_INSTRUCTIONS TO FOLLOW_:
Show every line in the entries below where the word "this" appears.
(MATERIALS PROVIDED begins)
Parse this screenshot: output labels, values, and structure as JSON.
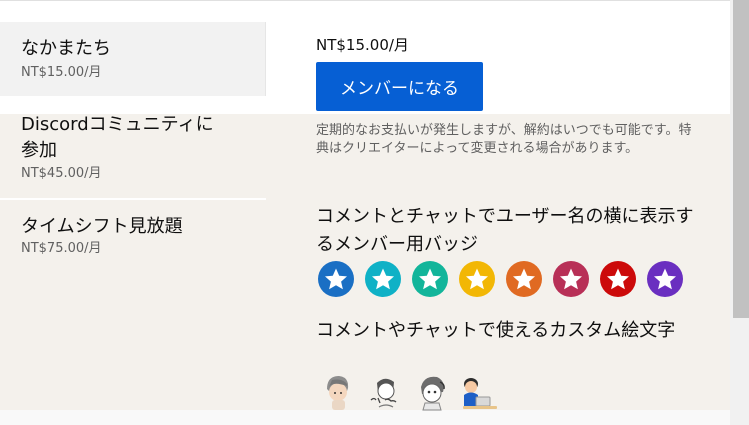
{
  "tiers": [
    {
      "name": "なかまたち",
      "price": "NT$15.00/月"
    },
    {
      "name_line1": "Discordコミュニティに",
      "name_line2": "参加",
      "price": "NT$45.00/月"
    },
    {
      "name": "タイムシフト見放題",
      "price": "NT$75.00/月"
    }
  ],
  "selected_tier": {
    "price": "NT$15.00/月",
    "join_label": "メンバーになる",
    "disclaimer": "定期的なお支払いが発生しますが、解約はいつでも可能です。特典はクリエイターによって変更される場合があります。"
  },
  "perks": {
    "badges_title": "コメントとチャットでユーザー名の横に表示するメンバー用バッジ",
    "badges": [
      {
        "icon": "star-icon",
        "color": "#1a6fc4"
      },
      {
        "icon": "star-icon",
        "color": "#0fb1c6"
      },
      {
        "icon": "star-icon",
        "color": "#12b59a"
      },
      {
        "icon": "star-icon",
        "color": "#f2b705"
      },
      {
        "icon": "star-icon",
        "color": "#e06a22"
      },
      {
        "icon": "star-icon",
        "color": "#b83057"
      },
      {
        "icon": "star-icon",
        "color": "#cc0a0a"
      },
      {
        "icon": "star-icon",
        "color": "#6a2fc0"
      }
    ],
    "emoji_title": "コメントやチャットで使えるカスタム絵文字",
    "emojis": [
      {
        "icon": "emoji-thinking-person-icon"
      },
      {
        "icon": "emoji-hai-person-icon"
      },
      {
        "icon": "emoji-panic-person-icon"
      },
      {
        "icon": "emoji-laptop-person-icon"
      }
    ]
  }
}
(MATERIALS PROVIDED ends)
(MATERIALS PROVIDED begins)
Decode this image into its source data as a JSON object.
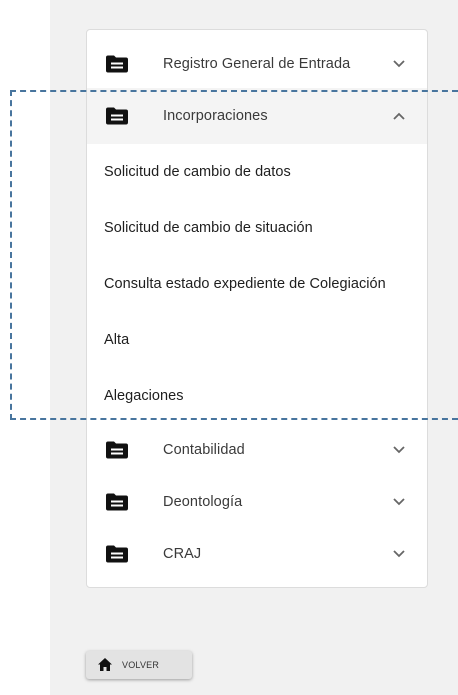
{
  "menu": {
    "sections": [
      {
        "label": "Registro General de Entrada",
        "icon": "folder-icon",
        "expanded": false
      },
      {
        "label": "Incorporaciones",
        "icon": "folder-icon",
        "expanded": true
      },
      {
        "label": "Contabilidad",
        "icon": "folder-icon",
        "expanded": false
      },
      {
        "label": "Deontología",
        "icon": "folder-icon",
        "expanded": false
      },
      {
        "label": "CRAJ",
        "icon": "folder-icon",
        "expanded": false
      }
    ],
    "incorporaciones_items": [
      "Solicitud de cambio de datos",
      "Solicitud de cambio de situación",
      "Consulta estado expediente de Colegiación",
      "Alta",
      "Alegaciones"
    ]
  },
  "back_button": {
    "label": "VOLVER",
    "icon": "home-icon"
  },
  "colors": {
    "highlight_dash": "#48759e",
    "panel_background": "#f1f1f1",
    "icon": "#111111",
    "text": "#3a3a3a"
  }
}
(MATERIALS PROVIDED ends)
_SOLUTION_:
Parse this screenshot: output labels, values, and structure as JSON.
Decode this image into its source data as a JSON object.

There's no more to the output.